Fast Food in Slow Towns: Does Rural Living Lead to Healthier Eating
September 27, 2012
Ever wonder whether the presence of fast-food restaurants influence families' eating habits - especially families with adolescent children? What if they live in a small Vermont town with no pizza delivery, doughnut shop, or burger joint?
Researchers at Dartmouth-Hitchcock Norris Cotton Cancer are trying to learn more about the relationships between environment and dietary behaviors. In a study recently published in the American Journal of Preventive Medicine, the research team examined how often adolescents and their parents who live in primarily rural areas ate at fast-food chain restaurants and what factors played a role in that decision.
"Our study illustrated that the impact of environment on a family's diet is complex," says Meghan Longacre, the lead author on the paper. Longacre is a member of the Cancer Control Program at Norris Cotton Cancer Center and research assistant professor with the Community Health Research Program at the Hood Center for Children and Families at the Geisel School of Medicine at Dartmouth.
Where Vermont and New Hampshire families eat out
Through a series of phone surveys, the researchers found that more than half (52 percent) of the adolescents ages 12-18 and about one third (34 percent) of parents ate fast food in the past week. The team found that the number of fast food outlets in their residential town was one of the leading determinants of how often adolescents and their parents ate at these restaurants.

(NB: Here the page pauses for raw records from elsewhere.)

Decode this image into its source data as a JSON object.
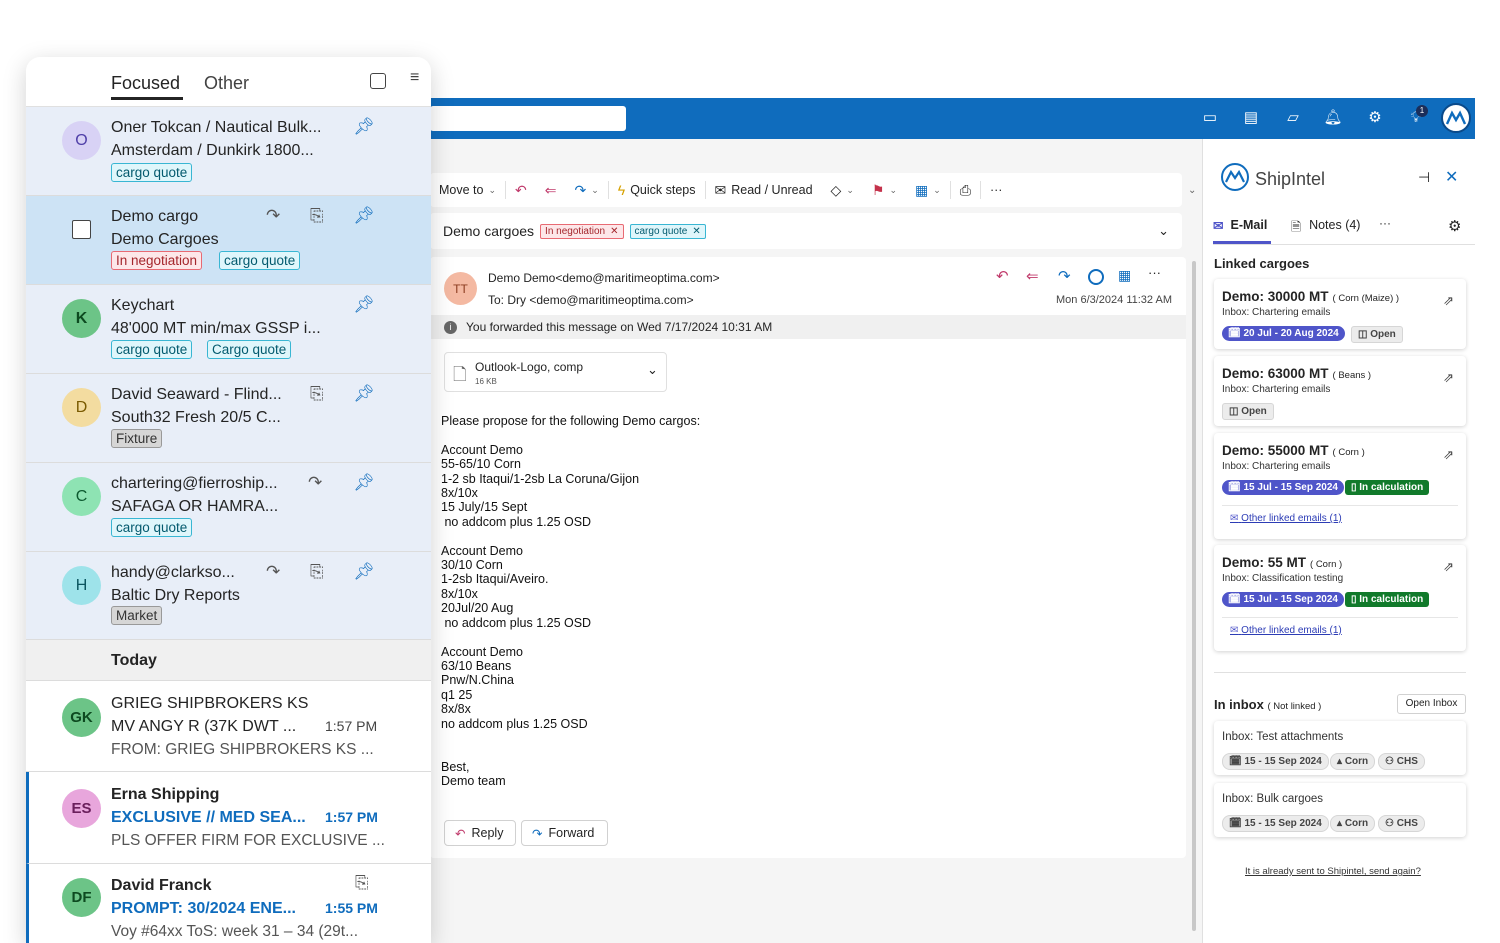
{
  "left_panel": {
    "tabs": [
      {
        "label": "Focused"
      },
      {
        "label": "Other"
      }
    ],
    "messages": [
      {
        "initial": "O",
        "from": "Oner Tokcan / Nautical Bulk...",
        "subject": "Amsterdam / Dunkirk 1800...",
        "tags": [
          "cargo quote"
        ]
      },
      {
        "from": "Demo cargo",
        "subject": "Demo Cargoes",
        "tags": [
          "In negotiation",
          "cargo quote"
        ]
      },
      {
        "initial": "K",
        "from": "Keychart",
        "subject": "48'000 MT min/max GSSP i...",
        "tags": [
          "cargo quote",
          "Cargo quote"
        ]
      },
      {
        "initial": "D",
        "from": "David Seaward - Flind...",
        "subject": "South32 Fresh 20/5 C...",
        "tags": [
          "Fixture"
        ]
      },
      {
        "initial": "C",
        "from": "chartering@fierroship...",
        "subject": "SAFAGA OR HAMRA...",
        "tags": [
          "cargo quote"
        ]
      },
      {
        "initial": "H",
        "from": "handy@clarkso...",
        "subject": "Baltic Dry Reports",
        "tags": [
          "Market"
        ]
      }
    ],
    "section_today": "Today",
    "today_messages": [
      {
        "initial": "GK",
        "from": "GRIEG SHIPBROKERS KS",
        "subject": "MV ANGY R (37K DWT ...",
        "time": "1:57 PM",
        "preview": "FROM: GRIEG SHIPBROKERS KS ..."
      },
      {
        "initial": "ES",
        "from": "Erna Shipping",
        "subject": "EXCLUSIVE // MED SEA...",
        "time": "1:57 PM",
        "preview": "PLS OFFER FIRM FOR EXCLUSIVE ..."
      },
      {
        "initial": "DF",
        "from": "David Franck",
        "subject": "PROMPT: 30/2024 ENE...",
        "time": "1:55 PM",
        "preview": "Voy #64xx ToS: week 31 – 34 (29t..."
      }
    ]
  },
  "toolbar": {
    "move_to": "Move to",
    "quick_steps": "Quick steps",
    "read_unread": "Read / Unread",
    "more": "···"
  },
  "conversation": {
    "title": "Demo cargoes",
    "tags": [
      "In negotiation",
      "cargo quote"
    ]
  },
  "email": {
    "avatar": "TT",
    "from": "Demo Demo<demo@maritimeoptima.com>",
    "to": "To:  Dry <demo@maritimeoptima.com>",
    "date": "Mon 6/3/2024 11:32 AM",
    "forward_notice": "You forwarded this message on Wed 7/17/2024 10:31 AM",
    "attachment_name": "Outlook-Logo, comp",
    "attachment_size": "16 KB",
    "body": "Please propose for the following Demo cargos:\n\nAccount Demo\n55-65/10 Corn\n1-2 sb Itaqui/1-2sb La Coruna/Gijon\n8x/10x\n15 July/15 Sept\n no addcom plus 1.25 OSD\n\nAccount Demo\n30/10 Corn\n1-2sb Itaqui/Aveiro.\n8x/10x\n20Jul/20 Aug\n no addcom plus 1.25 OSD\n\nAccount Demo\n63/10 Beans\nPnw/N.China\nq1 25\n8x/8x\nno addcom plus 1.25 OSD\n\n\nBest,\nDemo team",
    "reply": "Reply",
    "forward": "Forward"
  },
  "shipintel": {
    "title": "ShipIntel",
    "tabs": [
      {
        "label": "E-Mail"
      },
      {
        "label": "Notes (4)"
      }
    ],
    "more": "···",
    "linked_heading": "Linked cargoes",
    "linked": [
      {
        "title": "Demo: 30000 MT",
        "cargo": "( Corn (Maize) )",
        "inbox": "Inbox: Chartering emails",
        "date": "20 Jul - 20 Aug 2024",
        "status": "Open"
      },
      {
        "title": "Demo: 63000 MT",
        "cargo": "( Beans )",
        "inbox": "Inbox: Chartering emails",
        "status": "Open"
      },
      {
        "title": "Demo: 55000 MT",
        "cargo": "( Corn )",
        "inbox": "Inbox: Chartering emails",
        "date": "15 Jul - 15 Sep 2024",
        "status": "In calculation",
        "link": "Other linked emails (1)"
      },
      {
        "title": "Demo: 55 MT",
        "cargo": "( Corn )",
        "inbox": "Inbox: Classification testing",
        "date": "15 Jul - 15 Sep 2024",
        "status": "In calculation",
        "link": "Other linked emails (1)"
      }
    ],
    "in_inbox_heading": "In inbox",
    "in_inbox_note": "( Not linked )",
    "open_inbox": "Open Inbox",
    "unlinked": [
      {
        "inbox": "Inbox: Test attachments",
        "date": "15 - 15 Sep 2024",
        "cargo": "Corn",
        "unit": "CHS"
      },
      {
        "inbox": "Inbox: Bulk cargoes",
        "date": "15 - 15 Sep 2024",
        "cargo": "Corn",
        "unit": "CHS"
      }
    ],
    "resend": "It is already sent to Shipintel, send again?"
  },
  "notifications_badge": "1",
  "colors": {
    "brand": "#0f6cbd",
    "accent_blue": "#4f55c9",
    "status_green": "#117a2b"
  }
}
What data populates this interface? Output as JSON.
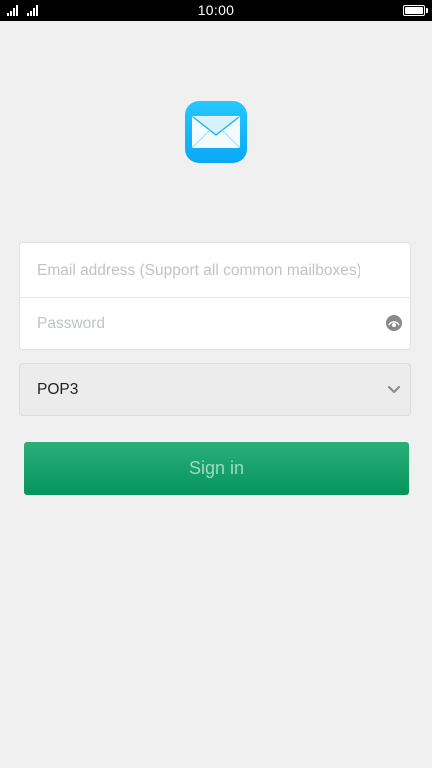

The study included 1,547 parent/adolescent pairs and covered 32 towns in Vermont and New Hampshire with varying numbers of fast-food restaurants, some with none and others with more than five.
"The most striking finding was that the influence of in-town fast-food restaurants was strongest among families with limited access to a family car," says Longacre. In households with few transportation options, adolescents were 69 percent more likely to eat fast food if they lived in a town with 5 or more fast food restaurants compared to no restaurants. In comparison, in households with many transportation options, adolescents in these same towns were 27 percent more likely to eat fast food.
Longacre, who's been part of this research team for eight years, explains that most of the research examining environmental influences on diet has been done in urban areas. "Our findings demonstrate that family resources are particularly important to consider when examining environmental influences in rural areas." The study didn't include local, non-chain restaurants, such as pizza shops, or convenience stores. "However, these venues offer similar types of food," says Longacre, "and may also be linked with a higher risk of obesity."
The research team was funded by the National Institute of Environmental Health Sciences to examine environmental influences on diet, physical activity, and obesity.
About Norris Cotton Cancer Center at Dartmouth-Hitchcock
Norris Cotton Cancer Center combines advanced cancer research at Dartmouth College and the Geisel School of Medicine at Dartmouth with patient-centered cancer care provided at Dartmouth-Hitchcock Medical Center, at Dartmouth-Hitchcock regional locations in Manchester, Nashua, and Keene, NH, and St. Johnsbury, VT, and at 12 partner hospitals throughout New Hampshire and Vermont. It is one of 41 centers nationwide to earn the National Cancer Institute's "Comprehensive Cancer Center" designation. Learn more about Norris Cotton Cancer Center research, programs, and clinical trials online at cancer.dartmouth.edu.
For more information contact Donna Dubuc at (603) 653-3615.